  • Identify a patient's stage of disease and whether and when to use pharmacotherapy including key indications and contraindications.
  • To identify and define the purpose of 9 types of psychotropic drug classes.
  • To name common side effects and risks of these classes of drugs.
  • To list the five strategies for aiding tobacco users willing to quit (Five A's) and unwilling to quit (5 Rs).
  • To identify and describe life-threatening syndromes that can develop as a result of taking psychopharmacological medication.
  • To educate the counselor in ways to encourage medication compliance in client sessions.
  • Discuss the different self-help group options
  • Evaluate the pros and cons of each type of self-help group
Psychopharmacology

6 Hours

Instructor: Dr. Dawn-Elise Snipes; Stephanie Adams

LEARNER OBJECTIVES
1. To identify and define the purpose of 9 types of psychotropic drug classes.
2. To name common side effects and risks of these classes of drugs.
3. To list the five strategies for aiding tobacco users willing to quit (Five A’s) and unwilling to quit (5 Rs).
4. To identify and describe life-threatening syndromes that can develop as a result of taking psychopharmacological medication.
5. To familiarize the counselor with ways to interact with their client’s medical doctor.
6. To educate the counselor in ways to encourage medication compliance in client sessions.

Psychopharmacology: What Every Counselor Should Know

Contact Hours: 6


Instructor: Dr. Dawn-Elise Snipes PhD, LPC-MHSP, NCC,SPARC

Text: Psychotherapeutic Medications: What Every Counselor Should Know   Mid Atlantic ATTC/SAMHSA Publiction: http://www.attcnetwork.org/userfiles/file/MidAmerica/Psychmeds%202011_FINAL%20as%20of%203-1-11.pdf


Objectives

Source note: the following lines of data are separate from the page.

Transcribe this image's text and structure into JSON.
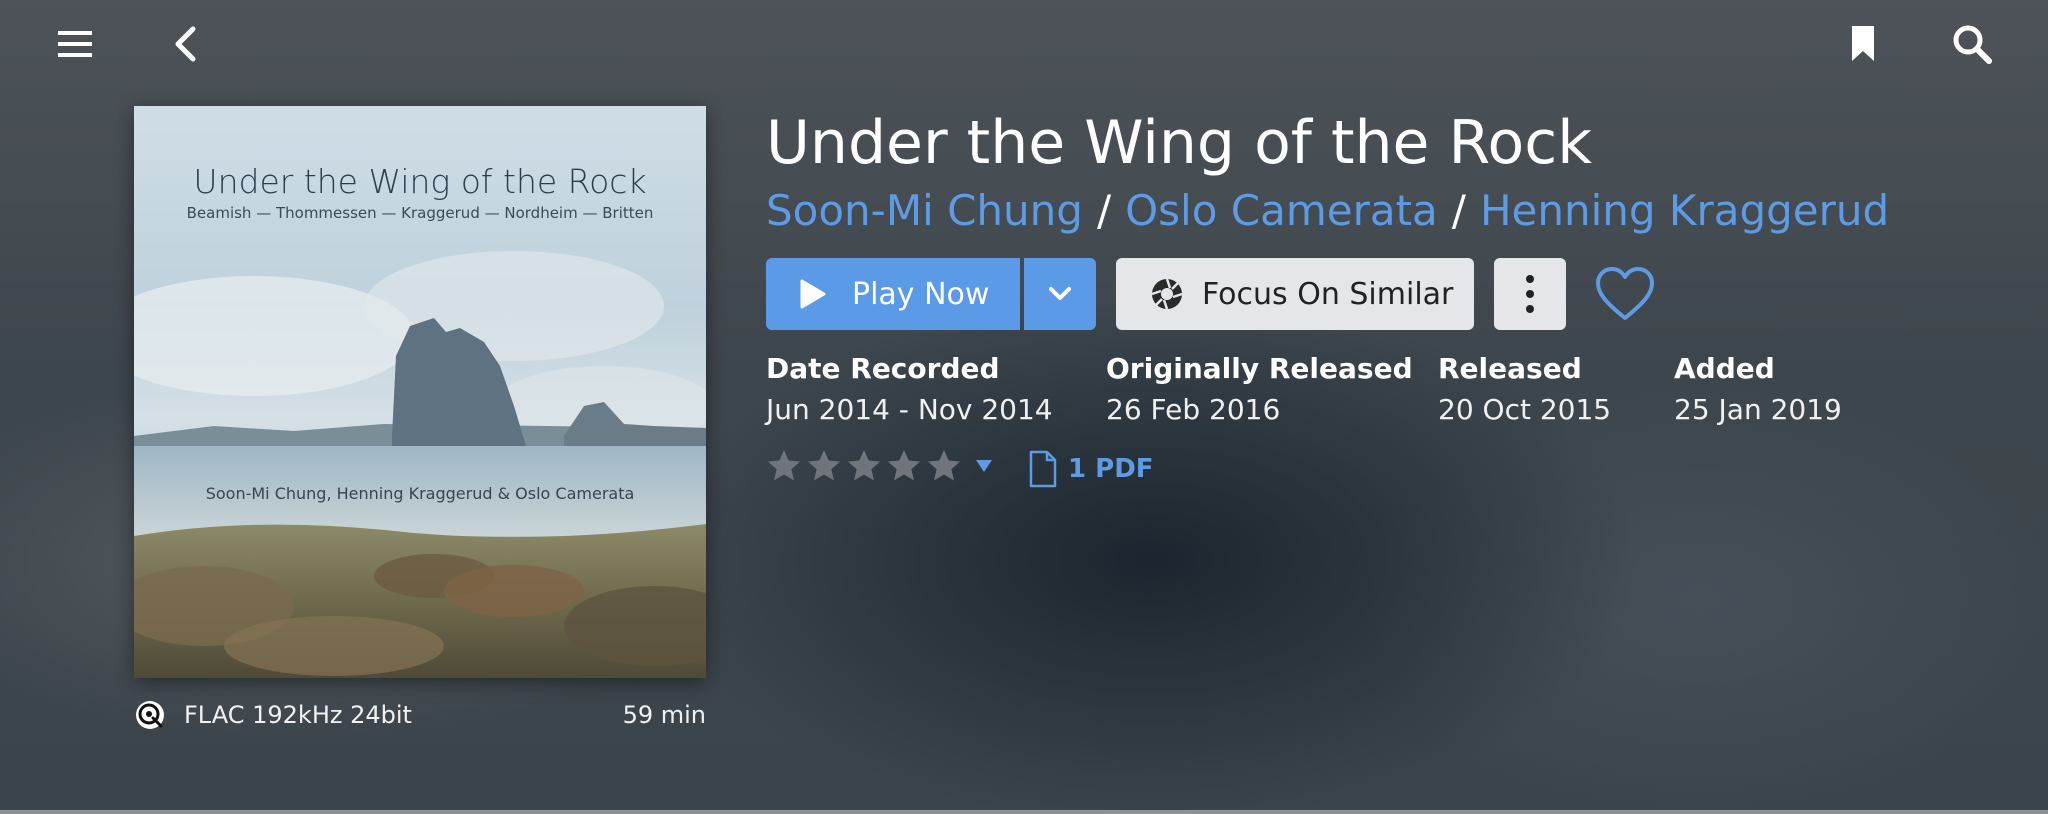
{
  "topbar": {
    "menu_icon": "hamburger-menu-icon",
    "back_icon": "chevron-left-icon",
    "bookmark_icon": "bookmark-icon",
    "search_icon": "search-icon"
  },
  "album": {
    "title": "Under the Wing of the Rock",
    "artists": [
      "Soon-Mi Chung",
      "Oslo Camerata",
      "Henning Kraggerud"
    ],
    "artist_separator": "/",
    "cover": {
      "title": "Under the Wing of the Rock",
      "composers": "Beamish — Thommessen — Kraggerud — Nordheim — Britten",
      "performers": "Soon-Mi Chung, Henning Kraggerud & Oslo Camerata"
    },
    "format": "FLAC 192kHz 24bit",
    "format_icon": "qobuz-icon",
    "duration": "59 min"
  },
  "actions": {
    "play_label": "Play Now",
    "play_icon": "play-icon",
    "play_dropdown_icon": "chevron-down-icon",
    "focus_label": "Focus On Similar",
    "focus_icon": "aperture-icon",
    "more_icon": "more-vertical-icon",
    "favorite_icon": "heart-icon"
  },
  "details": [
    {
      "label": "Date Recorded",
      "value": "Jun 2014 - Nov 2014"
    },
    {
      "label": "Originally Released",
      "value": "26 Feb 2016"
    },
    {
      "label": "Released",
      "value": "20 Oct 2015"
    },
    {
      "label": "Added",
      "value": "25 Jan 2019"
    }
  ],
  "rating": {
    "stars_total": 5,
    "stars_filled": 0
  },
  "attachments": {
    "label": "1 PDF",
    "icon": "document-icon"
  },
  "colors": {
    "accent": "#5b9ae6",
    "link": "#5d9be5",
    "button_light": "#e4e6ea"
  }
}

  • Review the use of Antidepressants, Benzodiazepines, and  Antipsychotic/Atypical Antipsychotic medications in the treatment of mental health and co-occurring disorders
  • Discuss the varied clinical picture when there is a co-occurring mental health and substance abuse issue
  • Examine the current information regarding the use of pharmacotherapy in the treatment of behavioral addictions
  • Generic and Brand Medication Names
  • Purpose
  • Usual Dose and Frequency
  • Potential Side Effects
  • Emergency Conditions
  • Cautions
  • Substance Use Disorders Treatment Medications